─── Information shown ───

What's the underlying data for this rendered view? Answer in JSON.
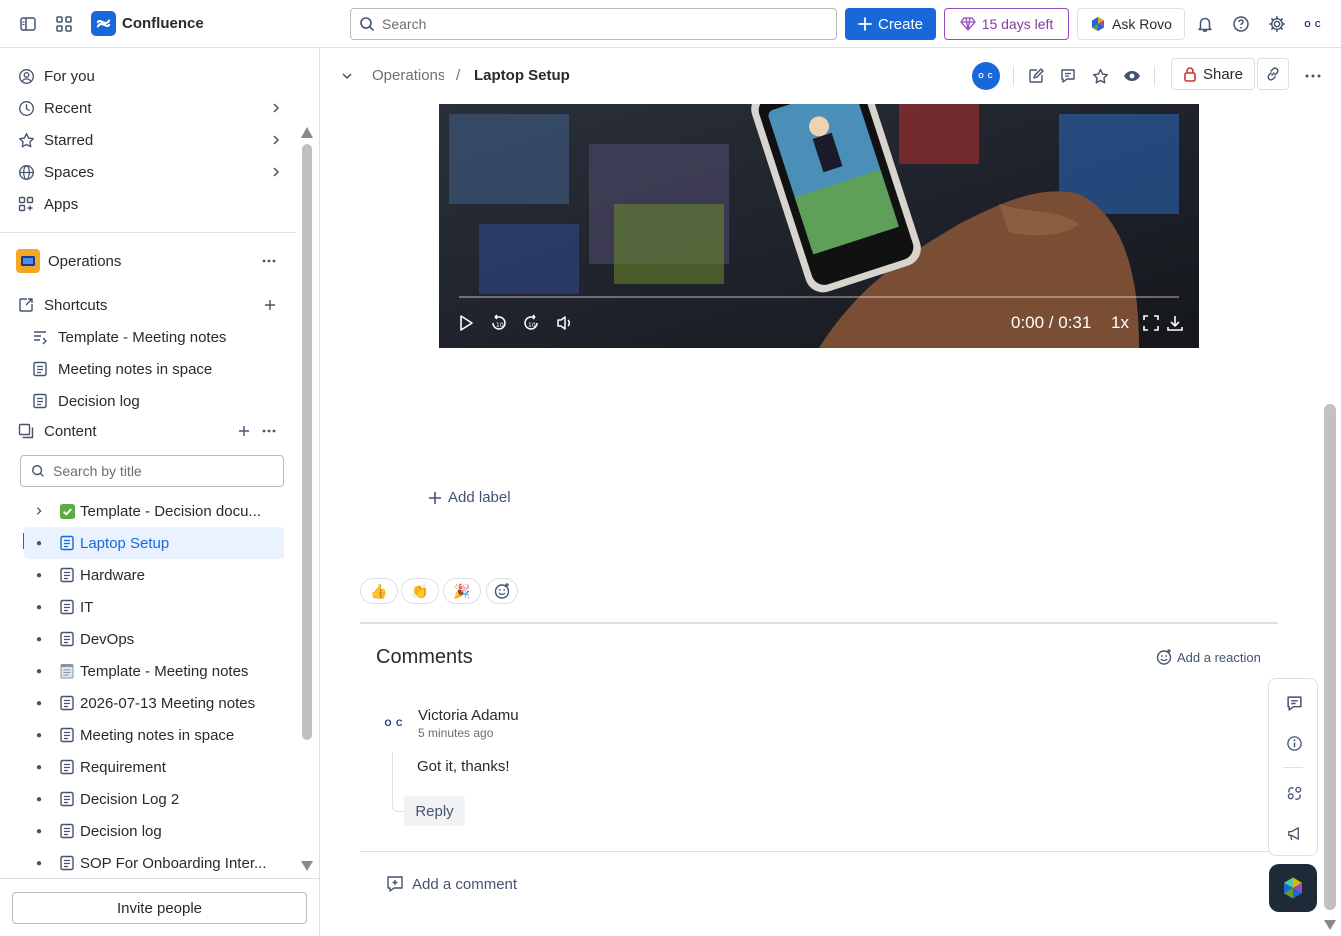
{
  "topbar": {
    "app_name": "Confluence",
    "search_placeholder": "Search",
    "create_label": "Create",
    "trial_label": "15 days left",
    "rovo_label": "Ask Rovo",
    "avatar_text": "O C"
  },
  "sidebar": {
    "nav": [
      {
        "label": "For you",
        "icon": "person-circle-icon"
      },
      {
        "label": "Recent",
        "icon": "clock-icon"
      },
      {
        "label": "Starred",
        "icon": "star-icon"
      },
      {
        "label": "Spaces",
        "icon": "globe-icon"
      },
      {
        "label": "Apps",
        "icon": "apps-icon"
      }
    ],
    "space_name": "Operations",
    "shortcuts_label": "Shortcuts",
    "shortcuts": [
      {
        "label": "Template - Meeting notes"
      },
      {
        "label": "Meeting notes in space"
      },
      {
        "label": "Decision log"
      }
    ],
    "content_label": "Content",
    "search_title_placeholder": "Search by title",
    "tree": [
      {
        "label": "Template - Decision docu...",
        "icon": "check-emoji"
      },
      {
        "label": "Laptop Setup",
        "selected": true
      },
      {
        "label": "Hardware"
      },
      {
        "label": "IT"
      },
      {
        "label": "DevOps"
      },
      {
        "label": "Template - Meeting notes",
        "icon": "notepad-emoji"
      },
      {
        "label": "2026-07-13 Meeting notes"
      },
      {
        "label": "Meeting notes in space"
      },
      {
        "label": "Requirement"
      },
      {
        "label": "Decision Log 2"
      },
      {
        "label": "Decision log"
      },
      {
        "label": "SOP For Onboarding Inter..."
      }
    ],
    "invite_label": "Invite people"
  },
  "page": {
    "breadcrumb_space": "Operations",
    "breadcrumb_sep": "/",
    "title": "Laptop Setup",
    "share_label": "Share",
    "video": {
      "time": "0:00 / 0:31",
      "speed": "1x",
      "progress": 0
    },
    "add_label": "Add label",
    "reactions": [
      "👍",
      "👏",
      "🎉"
    ],
    "comments": {
      "title": "Comments",
      "add_reaction": "Add a reaction",
      "items": [
        {
          "author": "Victoria Adamu",
          "time": "5 minutes ago",
          "text": "Got it, thanks!",
          "reply": "Reply"
        }
      ],
      "add_comment": "Add a comment"
    }
  },
  "colors": {
    "accent": "#1868db",
    "trial": "#803fa5",
    "selected_bg": "#e9f2fe"
  }
}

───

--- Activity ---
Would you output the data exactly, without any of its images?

--- Task output ---
What's the underlying data for this rendered view? Answer in JSON.
{
  "topbar": {
    "app_name": "Confluence",
    "search_placeholder": "Search",
    "create_label": "Create",
    "trial_label": "15 days left",
    "rovo_label": "Ask Rovo",
    "avatar_text": "O C"
  },
  "sidebar": {
    "nav": [
      {
        "label": "For you",
        "icon": "person-circle-icon"
      },
      {
        "label": "Recent",
        "icon": "clock-icon"
      },
      {
        "label": "Starred",
        "icon": "star-icon"
      },
      {
        "label": "Spaces",
        "icon": "globe-icon"
      },
      {
        "label": "Apps",
        "icon": "apps-icon"
      }
    ],
    "space_name": "Operations",
    "shortcuts_label": "Shortcuts",
    "shortcuts": [
      {
        "label": "Template - Meeting notes"
      },
      {
        "label": "Meeting notes in space"
      },
      {
        "label": "Decision log"
      }
    ],
    "content_label": "Content",
    "search_title_placeholder": "Search by title",
    "tree": [
      {
        "label": "Template - Decision docu...",
        "icon": "check-emoji"
      },
      {
        "label": "Laptop Setup",
        "selected": true
      },
      {
        "label": "Hardware"
      },
      {
        "label": "IT"
      },
      {
        "label": "DevOps"
      },
      {
        "label": "Template - Meeting notes",
        "icon": "notepad-emoji"
      },
      {
        "label": "2026-07-13 Meeting notes"
      },
      {
        "label": "Meeting notes in space"
      },
      {
        "label": "Requirement"
      },
      {
        "label": "Decision Log 2"
      },
      {
        "label": "Decision log"
      },
      {
        "label": "SOP For Onboarding Inter..."
      }
    ],
    "invite_label": "Invite people"
  },
  "page": {
    "breadcrumb_space": "Operations",
    "breadcrumb_sep": "/",
    "title": "Laptop Setup",
    "share_label": "Share",
    "video": {
      "time": "0:00 / 0:31",
      "speed": "1x",
      "progress": 0
    },
    "add_label": "Add label",
    "reactions": [
      "👍",
      "👏",
      "🎉"
    ],
    "comments": {
      "title": "Comments",
      "add_reaction": "Add a reaction",
      "items": [
        {
          "author": "Victoria Adamu",
          "time": "5 minutes ago",
          "text": "Got it, thanks!",
          "reply": "Reply"
        }
      ],
      "add_comment": "Add a comment"
    }
  },
  "colors": {
    "accent": "#1868db",
    "trial": "#803fa5",
    "selected_bg": "#e9f2fe"
  }
}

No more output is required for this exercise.